53. Hollenberg NK. Lead exposure and chronic renal failure. Arch Intern Med 2004;164: 2507-2507.

54. Yu CC, Lin JL, Lin-Tan DT. Environmental exposure to lead and progression of chronic renal diseases: a four-year prospective longitudinal study. J Am Soc Nephrol (abstract) 2004;15:1016-1022.

55. Selander S. Treatment of lead poisoning. A comparison between the effects of sodium calcium edetate and penicillamine administered orally and intravenously. Brit J Indust Med 1967; 24:272.

56. USRDS Annual Report. 2004. Washington, D.C.. page 204. And, as of July 13, 2005.

57. Dröge W. Free radicals in the physiological control of cell function. Physiol Rev 2002;82:47-95.

58. Nohl H. Generation of superoxide radicals as byproduct of cellular respiration. Ann Biol Clin (Paris) 1994;52:199-204.

59. Skulachev VP. Uncoupling: new approaches to an old problem of bioenergetics. Biochem Biophys Acta 1998;1363:100-124.

60. Echtay KS, Roussel D, St-Pierre J, et al. Superoxide activates mitochondrial uncoupling proteins. Nature 2002;415:96-9.

61. Nisikawa T, Edelstein D, Du XL, et al. Normalizing mitochondrial superoxide production blocks three pathways of hyperglycaemic damage. Nature 2000;404:787-790.

Leave a Reply

Fill in your details below or click an icon to log in: Logo

You are commenting using your account. Log Out / Change )

Twitter picture

You are commenting using your Twitter account. Log Out / Change )

Facebook photo

You are commenting using your Facebook account. Log Out / Change )

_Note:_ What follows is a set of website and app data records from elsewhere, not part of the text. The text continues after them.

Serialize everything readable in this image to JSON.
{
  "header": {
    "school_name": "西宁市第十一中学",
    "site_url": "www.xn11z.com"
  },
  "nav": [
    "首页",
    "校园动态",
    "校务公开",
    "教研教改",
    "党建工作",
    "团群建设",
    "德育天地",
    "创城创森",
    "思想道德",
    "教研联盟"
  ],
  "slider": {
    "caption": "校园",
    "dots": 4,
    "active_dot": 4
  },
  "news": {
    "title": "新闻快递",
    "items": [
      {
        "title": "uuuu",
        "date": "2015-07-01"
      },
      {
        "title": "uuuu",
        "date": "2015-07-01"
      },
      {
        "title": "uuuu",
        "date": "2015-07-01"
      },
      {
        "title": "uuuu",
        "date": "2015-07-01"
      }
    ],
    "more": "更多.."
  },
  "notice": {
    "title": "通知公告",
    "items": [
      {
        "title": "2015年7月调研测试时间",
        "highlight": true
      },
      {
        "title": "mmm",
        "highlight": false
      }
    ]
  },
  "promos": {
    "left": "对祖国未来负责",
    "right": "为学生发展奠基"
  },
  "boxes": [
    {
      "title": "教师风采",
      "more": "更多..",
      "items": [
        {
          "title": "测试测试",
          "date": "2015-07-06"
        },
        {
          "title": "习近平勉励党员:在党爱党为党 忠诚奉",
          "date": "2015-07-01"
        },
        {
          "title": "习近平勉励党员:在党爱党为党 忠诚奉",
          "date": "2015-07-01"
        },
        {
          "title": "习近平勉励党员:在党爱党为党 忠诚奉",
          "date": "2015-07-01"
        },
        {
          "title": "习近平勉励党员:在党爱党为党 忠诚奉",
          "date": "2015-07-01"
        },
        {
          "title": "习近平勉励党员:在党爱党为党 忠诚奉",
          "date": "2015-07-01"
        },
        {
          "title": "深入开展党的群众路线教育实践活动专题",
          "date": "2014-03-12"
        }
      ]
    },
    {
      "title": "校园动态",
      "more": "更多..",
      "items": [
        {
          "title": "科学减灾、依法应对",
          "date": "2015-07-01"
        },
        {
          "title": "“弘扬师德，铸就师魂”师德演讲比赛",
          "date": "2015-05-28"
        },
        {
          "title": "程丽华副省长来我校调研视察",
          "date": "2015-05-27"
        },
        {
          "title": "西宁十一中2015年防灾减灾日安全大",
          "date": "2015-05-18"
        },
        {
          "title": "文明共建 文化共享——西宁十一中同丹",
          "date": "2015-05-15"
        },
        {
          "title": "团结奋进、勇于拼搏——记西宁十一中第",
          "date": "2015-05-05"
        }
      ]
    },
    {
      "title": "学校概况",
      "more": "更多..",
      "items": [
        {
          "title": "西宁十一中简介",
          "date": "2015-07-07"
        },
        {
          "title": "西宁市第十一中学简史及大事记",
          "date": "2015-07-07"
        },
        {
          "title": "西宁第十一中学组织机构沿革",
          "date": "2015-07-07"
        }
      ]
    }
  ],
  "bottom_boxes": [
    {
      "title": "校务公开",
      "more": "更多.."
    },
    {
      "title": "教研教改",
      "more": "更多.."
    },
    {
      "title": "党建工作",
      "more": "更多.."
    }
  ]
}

Google+ photo

You are commenting using your Google+ account. Log Out / Change )

Connecting to %s